* Exercise instructions *
Across the material below, how many lines contain the word "Slots"? Give only the number.
++++++++++++++++++++
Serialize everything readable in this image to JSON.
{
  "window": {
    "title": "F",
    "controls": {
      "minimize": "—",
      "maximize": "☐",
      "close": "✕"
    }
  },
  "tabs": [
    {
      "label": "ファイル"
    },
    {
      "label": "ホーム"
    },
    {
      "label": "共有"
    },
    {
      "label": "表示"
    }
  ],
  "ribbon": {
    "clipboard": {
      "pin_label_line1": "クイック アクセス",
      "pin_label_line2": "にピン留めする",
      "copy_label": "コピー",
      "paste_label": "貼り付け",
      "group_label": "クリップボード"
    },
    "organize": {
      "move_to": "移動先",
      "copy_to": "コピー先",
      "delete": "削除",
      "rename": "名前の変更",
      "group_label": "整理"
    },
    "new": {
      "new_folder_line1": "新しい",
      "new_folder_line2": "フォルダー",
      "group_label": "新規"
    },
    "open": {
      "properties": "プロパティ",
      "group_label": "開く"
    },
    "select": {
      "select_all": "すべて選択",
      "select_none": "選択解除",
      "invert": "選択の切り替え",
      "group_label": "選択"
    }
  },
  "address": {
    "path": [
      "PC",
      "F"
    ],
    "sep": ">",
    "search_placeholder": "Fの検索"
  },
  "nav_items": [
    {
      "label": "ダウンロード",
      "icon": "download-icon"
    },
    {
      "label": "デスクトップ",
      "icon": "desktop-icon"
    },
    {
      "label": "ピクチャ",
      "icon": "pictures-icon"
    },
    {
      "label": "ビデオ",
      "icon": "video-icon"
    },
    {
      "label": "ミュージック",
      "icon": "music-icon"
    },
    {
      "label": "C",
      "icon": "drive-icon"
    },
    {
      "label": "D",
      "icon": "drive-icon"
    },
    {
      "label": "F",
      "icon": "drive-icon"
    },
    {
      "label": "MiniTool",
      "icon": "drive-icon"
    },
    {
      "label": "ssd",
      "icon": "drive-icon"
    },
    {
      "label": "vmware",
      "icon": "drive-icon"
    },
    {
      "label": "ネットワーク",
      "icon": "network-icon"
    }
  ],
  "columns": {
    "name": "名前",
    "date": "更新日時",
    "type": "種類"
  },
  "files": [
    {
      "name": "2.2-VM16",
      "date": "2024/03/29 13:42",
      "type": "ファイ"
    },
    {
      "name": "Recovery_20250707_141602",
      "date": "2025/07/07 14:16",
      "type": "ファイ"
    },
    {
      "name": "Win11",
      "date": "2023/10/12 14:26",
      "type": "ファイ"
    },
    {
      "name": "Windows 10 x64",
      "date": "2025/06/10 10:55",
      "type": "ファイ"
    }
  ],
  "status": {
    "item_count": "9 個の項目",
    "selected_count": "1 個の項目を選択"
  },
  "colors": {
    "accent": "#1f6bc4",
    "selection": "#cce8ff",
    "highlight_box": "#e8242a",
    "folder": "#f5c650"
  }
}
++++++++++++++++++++
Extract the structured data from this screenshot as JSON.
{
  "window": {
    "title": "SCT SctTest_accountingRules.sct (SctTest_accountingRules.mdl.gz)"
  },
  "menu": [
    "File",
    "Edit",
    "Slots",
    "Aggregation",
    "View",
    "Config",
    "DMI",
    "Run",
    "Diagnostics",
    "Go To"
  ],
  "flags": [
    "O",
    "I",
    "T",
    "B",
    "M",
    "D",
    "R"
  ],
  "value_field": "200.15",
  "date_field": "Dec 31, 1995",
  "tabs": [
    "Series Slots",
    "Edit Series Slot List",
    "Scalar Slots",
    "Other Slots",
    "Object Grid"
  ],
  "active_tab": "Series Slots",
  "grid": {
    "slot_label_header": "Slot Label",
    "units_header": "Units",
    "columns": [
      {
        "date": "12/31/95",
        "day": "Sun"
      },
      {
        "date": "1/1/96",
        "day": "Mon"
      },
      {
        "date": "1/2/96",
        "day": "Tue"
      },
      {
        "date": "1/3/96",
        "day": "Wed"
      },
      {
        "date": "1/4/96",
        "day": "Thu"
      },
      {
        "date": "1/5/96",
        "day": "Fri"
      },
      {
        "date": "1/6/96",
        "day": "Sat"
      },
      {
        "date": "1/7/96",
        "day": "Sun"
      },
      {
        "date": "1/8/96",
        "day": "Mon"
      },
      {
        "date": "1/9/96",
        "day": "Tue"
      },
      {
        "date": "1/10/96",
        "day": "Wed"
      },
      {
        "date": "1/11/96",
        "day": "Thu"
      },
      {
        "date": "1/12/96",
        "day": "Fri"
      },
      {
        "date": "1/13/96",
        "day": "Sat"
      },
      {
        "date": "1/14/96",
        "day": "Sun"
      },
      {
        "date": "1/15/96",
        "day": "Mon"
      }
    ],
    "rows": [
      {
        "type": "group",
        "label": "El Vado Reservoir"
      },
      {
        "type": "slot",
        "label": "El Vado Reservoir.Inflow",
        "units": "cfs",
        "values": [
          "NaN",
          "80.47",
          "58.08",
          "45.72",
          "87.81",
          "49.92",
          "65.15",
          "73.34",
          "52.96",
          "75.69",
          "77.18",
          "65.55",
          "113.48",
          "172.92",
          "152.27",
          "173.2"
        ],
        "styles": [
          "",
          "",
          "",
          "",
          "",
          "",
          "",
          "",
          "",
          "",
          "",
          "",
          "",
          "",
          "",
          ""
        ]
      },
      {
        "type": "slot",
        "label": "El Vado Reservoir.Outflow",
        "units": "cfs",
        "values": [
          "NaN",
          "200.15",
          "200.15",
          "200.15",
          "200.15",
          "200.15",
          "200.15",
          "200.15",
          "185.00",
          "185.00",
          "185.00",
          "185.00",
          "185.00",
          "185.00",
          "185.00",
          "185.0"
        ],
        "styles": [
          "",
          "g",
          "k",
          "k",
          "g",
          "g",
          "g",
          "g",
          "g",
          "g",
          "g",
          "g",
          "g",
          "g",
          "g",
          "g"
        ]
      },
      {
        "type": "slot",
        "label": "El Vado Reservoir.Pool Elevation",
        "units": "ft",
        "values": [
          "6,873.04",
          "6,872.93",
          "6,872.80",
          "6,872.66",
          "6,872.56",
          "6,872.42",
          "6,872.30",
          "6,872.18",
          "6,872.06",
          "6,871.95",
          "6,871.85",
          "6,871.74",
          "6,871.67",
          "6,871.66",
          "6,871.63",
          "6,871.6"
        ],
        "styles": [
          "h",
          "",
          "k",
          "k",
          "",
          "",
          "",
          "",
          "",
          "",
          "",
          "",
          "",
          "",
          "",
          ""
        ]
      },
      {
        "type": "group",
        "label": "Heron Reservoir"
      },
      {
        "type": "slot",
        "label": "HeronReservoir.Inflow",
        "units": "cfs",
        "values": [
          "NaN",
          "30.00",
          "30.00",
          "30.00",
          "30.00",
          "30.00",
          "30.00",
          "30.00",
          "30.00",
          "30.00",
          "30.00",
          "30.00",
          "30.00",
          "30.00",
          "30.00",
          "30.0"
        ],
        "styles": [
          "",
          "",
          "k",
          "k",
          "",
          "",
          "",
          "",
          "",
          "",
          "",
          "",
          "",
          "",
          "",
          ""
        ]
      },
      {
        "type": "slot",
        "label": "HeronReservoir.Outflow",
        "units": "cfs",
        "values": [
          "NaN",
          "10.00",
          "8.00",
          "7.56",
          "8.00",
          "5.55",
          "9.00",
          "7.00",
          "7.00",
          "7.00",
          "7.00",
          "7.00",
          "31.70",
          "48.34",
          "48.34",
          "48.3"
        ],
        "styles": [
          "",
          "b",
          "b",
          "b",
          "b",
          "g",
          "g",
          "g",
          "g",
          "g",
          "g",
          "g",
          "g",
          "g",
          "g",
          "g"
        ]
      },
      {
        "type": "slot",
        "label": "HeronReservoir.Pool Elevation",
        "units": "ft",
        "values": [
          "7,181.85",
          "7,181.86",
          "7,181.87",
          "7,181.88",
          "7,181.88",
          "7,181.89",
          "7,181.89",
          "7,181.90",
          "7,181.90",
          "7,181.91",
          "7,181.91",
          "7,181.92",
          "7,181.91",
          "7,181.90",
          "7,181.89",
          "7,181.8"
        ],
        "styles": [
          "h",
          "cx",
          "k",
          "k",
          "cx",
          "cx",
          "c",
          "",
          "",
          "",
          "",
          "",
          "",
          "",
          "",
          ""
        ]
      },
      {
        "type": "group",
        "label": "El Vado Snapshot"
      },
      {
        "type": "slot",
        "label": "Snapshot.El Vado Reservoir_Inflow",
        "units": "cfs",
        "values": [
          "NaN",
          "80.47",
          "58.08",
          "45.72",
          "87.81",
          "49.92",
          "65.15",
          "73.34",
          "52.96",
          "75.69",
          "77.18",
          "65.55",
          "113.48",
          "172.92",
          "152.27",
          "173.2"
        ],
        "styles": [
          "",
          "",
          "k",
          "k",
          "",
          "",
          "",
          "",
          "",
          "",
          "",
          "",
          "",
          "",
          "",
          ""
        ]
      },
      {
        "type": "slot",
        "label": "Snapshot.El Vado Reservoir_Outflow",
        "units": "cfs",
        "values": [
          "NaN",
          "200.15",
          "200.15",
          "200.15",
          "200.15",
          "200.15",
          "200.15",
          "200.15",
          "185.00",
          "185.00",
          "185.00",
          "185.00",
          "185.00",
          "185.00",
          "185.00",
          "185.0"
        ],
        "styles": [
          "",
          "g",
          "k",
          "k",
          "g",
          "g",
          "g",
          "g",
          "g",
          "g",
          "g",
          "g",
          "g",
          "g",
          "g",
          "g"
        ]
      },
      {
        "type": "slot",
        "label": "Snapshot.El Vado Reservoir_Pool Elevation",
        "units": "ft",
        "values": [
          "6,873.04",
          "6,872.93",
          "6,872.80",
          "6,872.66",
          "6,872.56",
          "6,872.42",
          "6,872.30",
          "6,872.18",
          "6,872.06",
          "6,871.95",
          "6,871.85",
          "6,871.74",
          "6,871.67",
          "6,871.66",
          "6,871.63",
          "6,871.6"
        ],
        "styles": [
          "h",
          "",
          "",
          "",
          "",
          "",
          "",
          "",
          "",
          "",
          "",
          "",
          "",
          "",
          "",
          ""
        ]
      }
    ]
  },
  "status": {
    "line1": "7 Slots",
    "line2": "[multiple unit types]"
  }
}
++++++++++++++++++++
* Expected answer *
6